■ WHAT YOU ARE ASKED TO DO:
Give back the lines below exactly, but do not include any pictures.

■ PROVIDED RECORDS:
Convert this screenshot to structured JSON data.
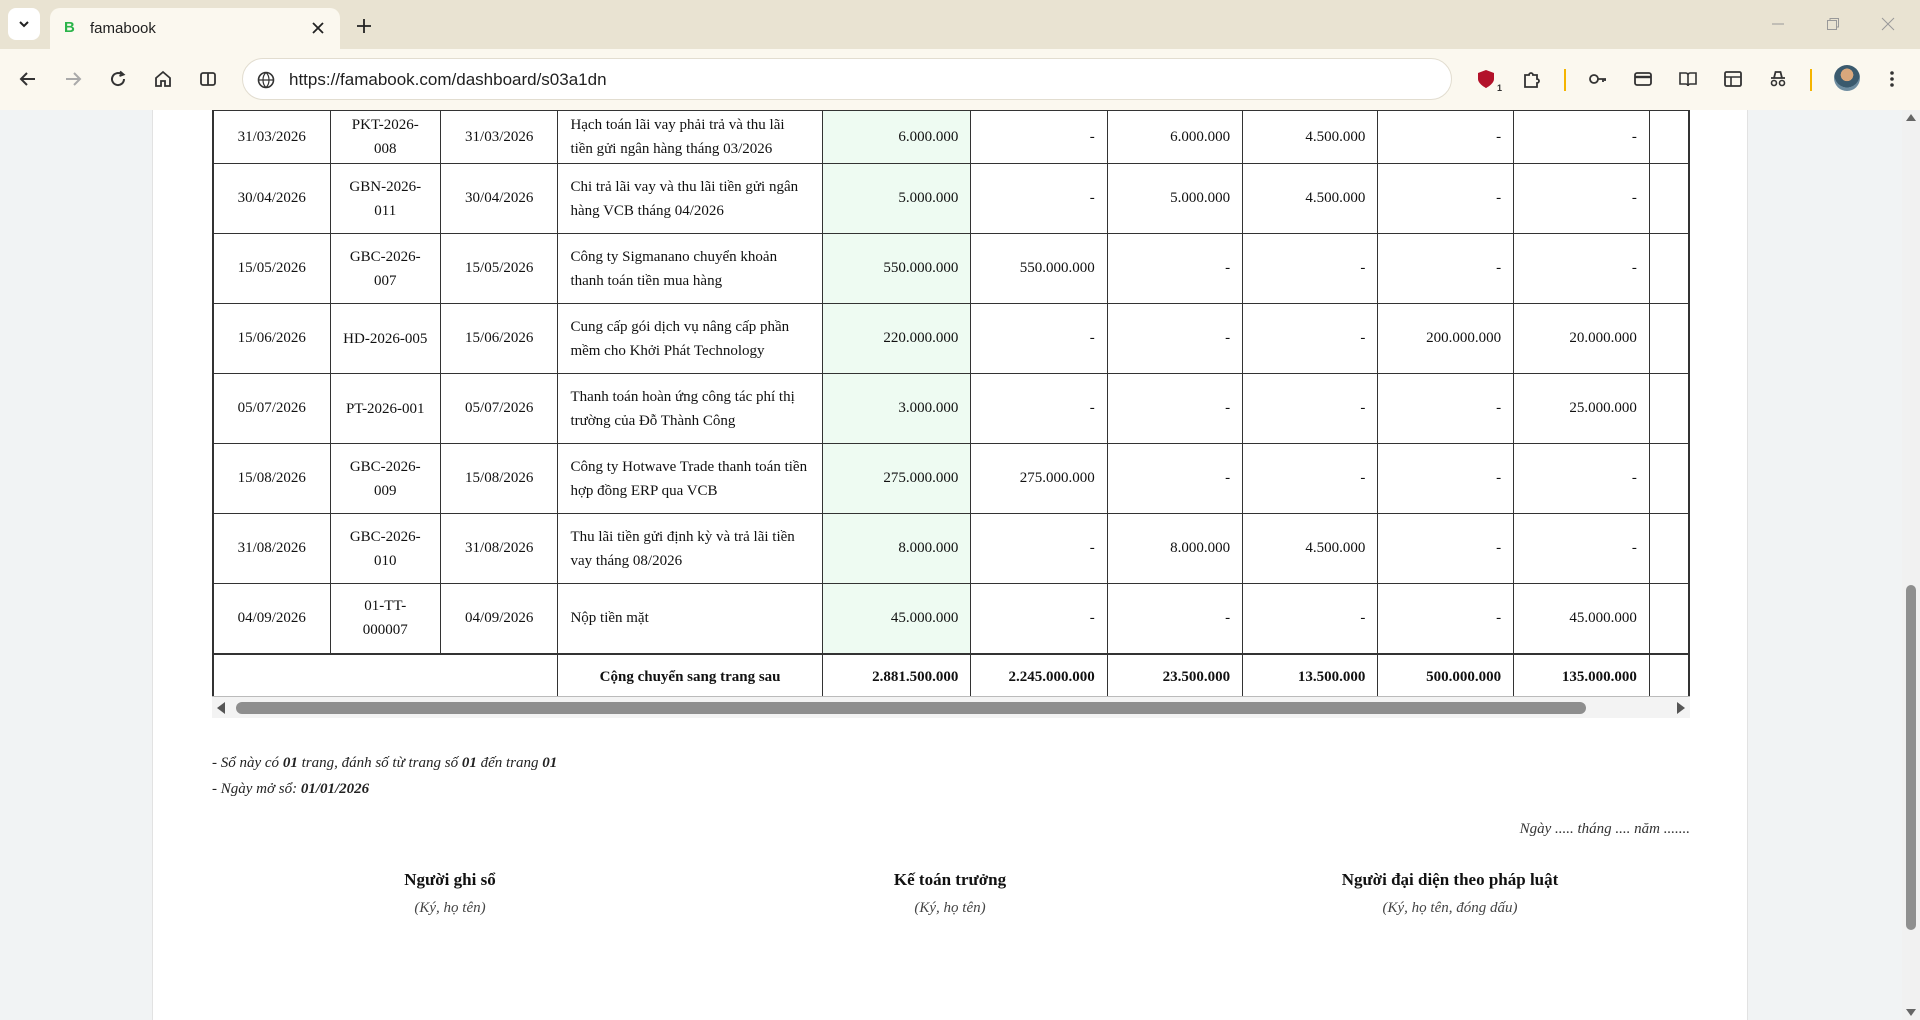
{
  "browser": {
    "tab_title": "famabook",
    "tab_favicon_letter": "B",
    "url": "https://famabook.com/dashboard/s03a1dn",
    "extension_badge": "1",
    "accent_color": "#f5b400"
  },
  "ledger": {
    "rows": [
      {
        "date": "31/03/2026",
        "doc_no": "PKT-2026-008",
        "doc_date": "31/03/2026",
        "desc": "Hạch toán lãi vay phải trả và thu lãi tiền gửi ngân hàng tháng 03/2026",
        "total": "6.000.000",
        "c1": "-",
        "c2": "6.000.000",
        "c3": "4.500.000",
        "c4": "-",
        "c5": "-"
      },
      {
        "date": "30/04/2026",
        "doc_no": "GBN-2026-011",
        "doc_date": "30/04/2026",
        "desc": "Chi trả lãi vay và thu lãi tiền gửi ngân hàng VCB tháng 04/2026",
        "total": "5.000.000",
        "c1": "-",
        "c2": "5.000.000",
        "c3": "4.500.000",
        "c4": "-",
        "c5": "-"
      },
      {
        "date": "15/05/2026",
        "doc_no": "GBC-2026-007",
        "doc_date": "15/05/2026",
        "desc": "Công ty Sigmanano chuyển khoản thanh toán tiền mua hàng",
        "total": "550.000.000",
        "c1": "550.000.000",
        "c2": "-",
        "c3": "-",
        "c4": "-",
        "c5": "-"
      },
      {
        "date": "15/06/2026",
        "doc_no": "HD-2026-005",
        "doc_date": "15/06/2026",
        "desc": "Cung cấp gói dịch vụ nâng cấp phần mềm cho Khởi Phát Technology",
        "total": "220.000.000",
        "c1": "-",
        "c2": "-",
        "c3": "-",
        "c4": "200.000.000",
        "c5": "20.000.000"
      },
      {
        "date": "05/07/2026",
        "doc_no": "PT-2026-001",
        "doc_date": "05/07/2026",
        "desc": "Thanh toán hoàn ứng công tác phí thị trường của Đỗ Thành Công",
        "total": "3.000.000",
        "c1": "-",
        "c2": "-",
        "c3": "-",
        "c4": "-",
        "c5": "25.000.000"
      },
      {
        "date": "15/08/2026",
        "doc_no": "GBC-2026-009",
        "doc_date": "15/08/2026",
        "desc": "Công ty Hotwave Trade thanh toán tiền hợp đồng ERP qua VCB",
        "total": "275.000.000",
        "c1": "275.000.000",
        "c2": "-",
        "c3": "-",
        "c4": "-",
        "c5": "-"
      },
      {
        "date": "31/08/2026",
        "doc_no": "GBC-2026-010",
        "doc_date": "31/08/2026",
        "desc": "Thu lãi tiền gửi định kỳ và trả lãi tiền vay tháng 08/2026",
        "total": "8.000.000",
        "c1": "-",
        "c2": "8.000.000",
        "c3": "4.500.000",
        "c4": "-",
        "c5": "-"
      },
      {
        "date": "04/09/2026",
        "doc_no": "01-TT-000007",
        "doc_date": "04/09/2026",
        "desc": "Nộp tiền mặt",
        "total": "45.000.000",
        "c1": "-",
        "c2": "-",
        "c3": "-",
        "c4": "-",
        "c5": "45.000.000"
      }
    ],
    "footer": {
      "label": "Cộng chuyển sang trang sau",
      "total": "2.881.500.000",
      "c1": "2.245.000.000",
      "c2": "23.500.000",
      "c3": "13.500.000",
      "c4": "500.000.000",
      "c5": "135.000.000"
    }
  },
  "notes": {
    "line1_a": "- Sổ này có ",
    "line1_pages": "01",
    "line1_b": " trang, đánh số từ trang số ",
    "line1_from": "01",
    "line1_c": " đến trang ",
    "line1_to": "01",
    "line2_a": "- Ngày mở sổ: ",
    "line2_date": "01/01/2026"
  },
  "date_line": "Ngày ..... tháng .... năm .......",
  "signatures": [
    {
      "title": "Người ghi sổ",
      "sub": "(Ký, họ tên)"
    },
    {
      "title": "Kế toán trưởng",
      "sub": "(Ký, họ tên)"
    },
    {
      "title": "Người đại diện theo pháp luật",
      "sub": "(Ký, họ tên, đóng dấu)"
    }
  ]
}
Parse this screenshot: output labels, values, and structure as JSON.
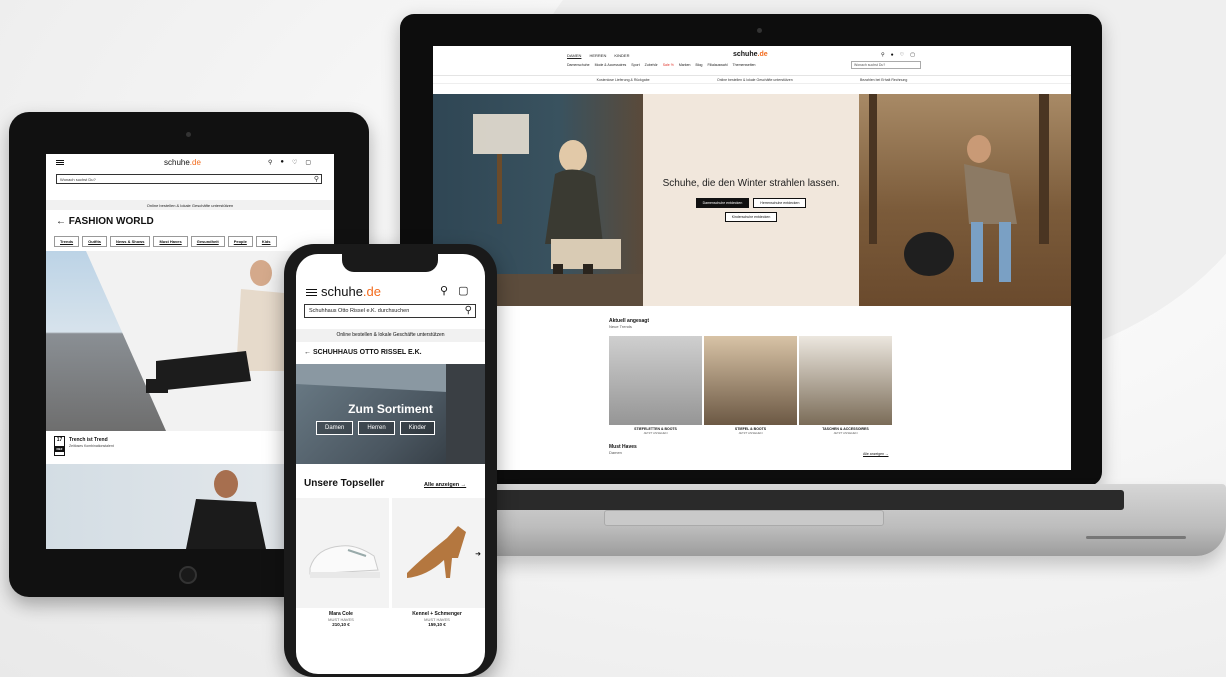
{
  "laptop": {
    "gender_tabs": [
      "DAMEN",
      "HERREN",
      "KINDER"
    ],
    "logo": {
      "text": "schuhe",
      "accent": ".de"
    },
    "nav": [
      "Damenschuhe",
      "Mode & Accessoires",
      "Sport",
      "Zubehör",
      "Sale %",
      "Marken",
      "Blog",
      "Filialauswahl",
      "Themenwelten"
    ],
    "search_placeholder": "Wonach suchst Du?",
    "strip": [
      "Kostenlose Lieferung & Rückgabe",
      "Online bestellen & lokale Geschäfte unterstützen",
      "Bezahlen bei Erhalt Rechnung"
    ],
    "hero_title": "Schuhe, die den Winter strahlen lassen.",
    "hero_buttons": [
      "Damenschuhe entdecken",
      "Herrenschuhe entdecken",
      "Kinderschuhe entdecken"
    ],
    "section1_title": "Aktuell angesagt",
    "section1_sub": "Neue Trends",
    "tiles": [
      {
        "label": "STIEFELETTEN & BOOTS",
        "sub": "JETZT ANSEHEN"
      },
      {
        "label": "STIEFEL & BOOTS",
        "sub": "JETZT ANSEHEN"
      },
      {
        "label": "TASCHEN & ACCESSOIRES",
        "sub": "JETZT ANSEHEN"
      }
    ],
    "section2_title": "Must Haves",
    "section2_sub": "Damen",
    "show_all": "Alle anzeigen →"
  },
  "tablet": {
    "logo": {
      "text": "schuhe",
      "accent": ".de"
    },
    "search_placeholder": "Wonach suchst Du?",
    "strip": "Online bestellen & lokale Geschäfte unterstützen",
    "page_title": "FASHION WORLD",
    "tabs": [
      "Trends",
      "Outfits",
      "News & Shows",
      "Must Haves",
      "Gesundheit",
      "People",
      "Kids"
    ],
    "article_day": "17",
    "article_month": "DEZ",
    "article_title": "Trench ist Trend",
    "article_sub": "Zeitloses Kombinationstalent"
  },
  "phone": {
    "logo": {
      "text": "schuhe",
      "accent": ".de"
    },
    "search_placeholder": "Schuhhaus Otto Rissel e.K. durchsuchen",
    "strip": "Online bestellen & lokale Geschäfte unterstützen",
    "store_title": "SCHUHHAUS OTTO RISSEL E.K.",
    "hero_title": "Zum Sortiment",
    "hero_buttons": [
      "Damen",
      "Herren",
      "Kinder"
    ],
    "topseller_title": "Unsere Topseller",
    "show_all": "Alle anzeigen →",
    "products": [
      {
        "brand": "Mara Cole",
        "tag": "MUST HAVES",
        "price": "210,10 €"
      },
      {
        "brand": "Kennel + Schmenger",
        "tag": "MUST HAVES",
        "price": "159,10 €"
      }
    ]
  }
}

■ TASK RESPONSE:
Convert this screenshot to structured JSON data.
{
  "browser": {
    "tab_title": "famabook",
    "tab_favicon_letter": "B",
    "url": "https://famabook.com/dashboard/s03a1dn",
    "extension_badge": "1",
    "accent_color": "#f5b400"
  },
  "ledger": {
    "rows": [
      {
        "date": "31/03/2026",
        "doc_no": "PKT-2026-008",
        "doc_date": "31/03/2026",
        "desc": "Hạch toán lãi vay phải trả và thu lãi tiền gửi ngân hàng tháng 03/2026",
        "total": "6.000.000",
        "c1": "-",
        "c2": "6.000.000",
        "c3": "4.500.000",
        "c4": "-",
        "c5": "-"
      },
      {
        "date": "30/04/2026",
        "doc_no": "GBN-2026-011",
        "doc_date": "30/04/2026",
        "desc": "Chi trả lãi vay và thu lãi tiền gửi ngân hàng VCB tháng 04/2026",
        "total": "5.000.000",
        "c1": "-",
        "c2": "5.000.000",
        "c3": "4.500.000",
        "c4": "-",
        "c5": "-"
      },
      {
        "date": "15/05/2026",
        "doc_no": "GBC-2026-007",
        "doc_date": "15/05/2026",
        "desc": "Công ty Sigmanano chuyển khoản thanh toán tiền mua hàng",
        "total": "550.000.000",
        "c1": "550.000.000",
        "c2": "-",
        "c3": "-",
        "c4": "-",
        "c5": "-"
      },
      {
        "date": "15/06/2026",
        "doc_no": "HD-2026-005",
        "doc_date": "15/06/2026",
        "desc": "Cung cấp gói dịch vụ nâng cấp phần mềm cho Khởi Phát Technology",
        "total": "220.000.000",
        "c1": "-",
        "c2": "-",
        "c3": "-",
        "c4": "200.000.000",
        "c5": "20.000.000"
      },
      {
        "date": "05/07/2026",
        "doc_no": "PT-2026-001",
        "doc_date": "05/07/2026",
        "desc": "Thanh toán hoàn ứng công tác phí thị trường của Đỗ Thành Công",
        "total": "3.000.000",
        "c1": "-",
        "c2": "-",
        "c3": "-",
        "c4": "-",
        "c5": "25.000.000"
      },
      {
        "date": "15/08/2026",
        "doc_no": "GBC-2026-009",
        "doc_date": "15/08/2026",
        "desc": "Công ty Hotwave Trade thanh toán tiền hợp đồng ERP qua VCB",
        "total": "275.000.000",
        "c1": "275.000.000",
        "c2": "-",
        "c3": "-",
        "c4": "-",
        "c5": "-"
      },
      {
        "date": "31/08/2026",
        "doc_no": "GBC-2026-010",
        "doc_date": "31/08/2026",
        "desc": "Thu lãi tiền gửi định kỳ và trả lãi tiền vay tháng 08/2026",
        "total": "8.000.000",
        "c1": "-",
        "c2": "8.000.000",
        "c3": "4.500.000",
        "c4": "-",
        "c5": "-"
      },
      {
        "date": "04/09/2026",
        "doc_no": "01-TT-000007",
        "doc_date": "04/09/2026",
        "desc": "Nộp tiền mặt",
        "total": "45.000.000",
        "c1": "-",
        "c2": "-",
        "c3": "-",
        "c4": "-",
        "c5": "45.000.000"
      }
    ],
    "footer": {
      "label": "Cộng chuyển sang trang sau",
      "total": "2.881.500.000",
      "c1": "2.245.000.000",
      "c2": "23.500.000",
      "c3": "13.500.000",
      "c4": "500.000.000",
      "c5": "135.000.000"
    }
  },
  "notes": {
    "line1_a": "- Sổ này có ",
    "line1_pages": "01",
    "line1_b": " trang, đánh số từ trang số ",
    "line1_from": "01",
    "line1_c": " đến trang ",
    "line1_to": "01",
    "line2_a": "- Ngày mở sổ: ",
    "line2_date": "01/01/2026"
  },
  "date_line": "Ngày ..... tháng .... năm .......",
  "signatures": [
    {
      "title": "Người ghi sổ",
      "sub": "(Ký, họ tên)"
    },
    {
      "title": "Kế toán trưởng",
      "sub": "(Ký, họ tên)"
    },
    {
      "title": "Người đại diện theo pháp luật",
      "sub": "(Ký, họ tên, đóng dấu)"
    }
  ]
}
Parse this screenshot: output labels, values, and structure as JSON.
{
  "laptop": {
    "gender_tabs": [
      "DAMEN",
      "HERREN",
      "KINDER"
    ],
    "logo": {
      "text": "schuhe",
      "accent": ".de"
    },
    "nav": [
      "Damenschuhe",
      "Mode & Accessoires",
      "Sport",
      "Zubehör",
      "Sale %",
      "Marken",
      "Blog",
      "Filialauswahl",
      "Themenwelten"
    ],
    "search_placeholder": "Wonach suchst Du?",
    "strip": [
      "Kostenlose Lieferung & Rückgabe",
      "Online bestellen & lokale Geschäfte unterstützen",
      "Bezahlen bei Erhalt Rechnung"
    ],
    "hero_title": "Schuhe, die den Winter strahlen lassen.",
    "hero_buttons": [
      "Damenschuhe entdecken",
      "Herrenschuhe entdecken",
      "Kinderschuhe entdecken"
    ],
    "section1_title": "Aktuell angesagt",
    "section1_sub": "Neue Trends",
    "tiles": [
      {
        "label": "STIEFELETTEN & BOOTS",
        "sub": "JETZT ANSEHEN"
      },
      {
        "label": "STIEFEL & BOOTS",
        "sub": "JETZT ANSEHEN"
      },
      {
        "label": "TASCHEN & ACCESSOIRES",
        "sub": "JETZT ANSEHEN"
      }
    ],
    "section2_title": "Must Haves",
    "section2_sub": "Damen",
    "show_all": "Alle anzeigen →"
  },
  "tablet": {
    "logo": {
      "text": "schuhe",
      "accent": ".de"
    },
    "search_placeholder": "Wonach suchst Du?",
    "strip": "Online bestellen & lokale Geschäfte unterstützen",
    "page_title": "FASHION WORLD",
    "tabs": [
      "Trends",
      "Outfits",
      "News & Shows",
      "Must Haves",
      "Gesundheit",
      "People",
      "Kids"
    ],
    "article_day": "17",
    "article_month": "DEZ",
    "article_title": "Trench ist Trend",
    "article_sub": "Zeitloses Kombinationstalent"
  },
  "phone": {
    "logo": {
      "text": "schuhe",
      "accent": ".de"
    },
    "search_placeholder": "Schuhhaus Otto Rissel e.K. durchsuchen",
    "strip": "Online bestellen & lokale Geschäfte unterstützen",
    "store_title": "SCHUHHAUS OTTO RISSEL E.K.",
    "hero_title": "Zum Sortiment",
    "hero_buttons": [
      "Damen",
      "Herren",
      "Kinder"
    ],
    "topseller_title": "Unsere Topseller",
    "show_all": "Alle anzeigen →",
    "products": [
      {
        "brand": "Mara Cole",
        "tag": "MUST HAVES",
        "price": "210,10 €"
      },
      {
        "brand": "Kennel + Schmenger",
        "tag": "MUST HAVES",
        "price": "159,10 €"
      }
    ]
  }
}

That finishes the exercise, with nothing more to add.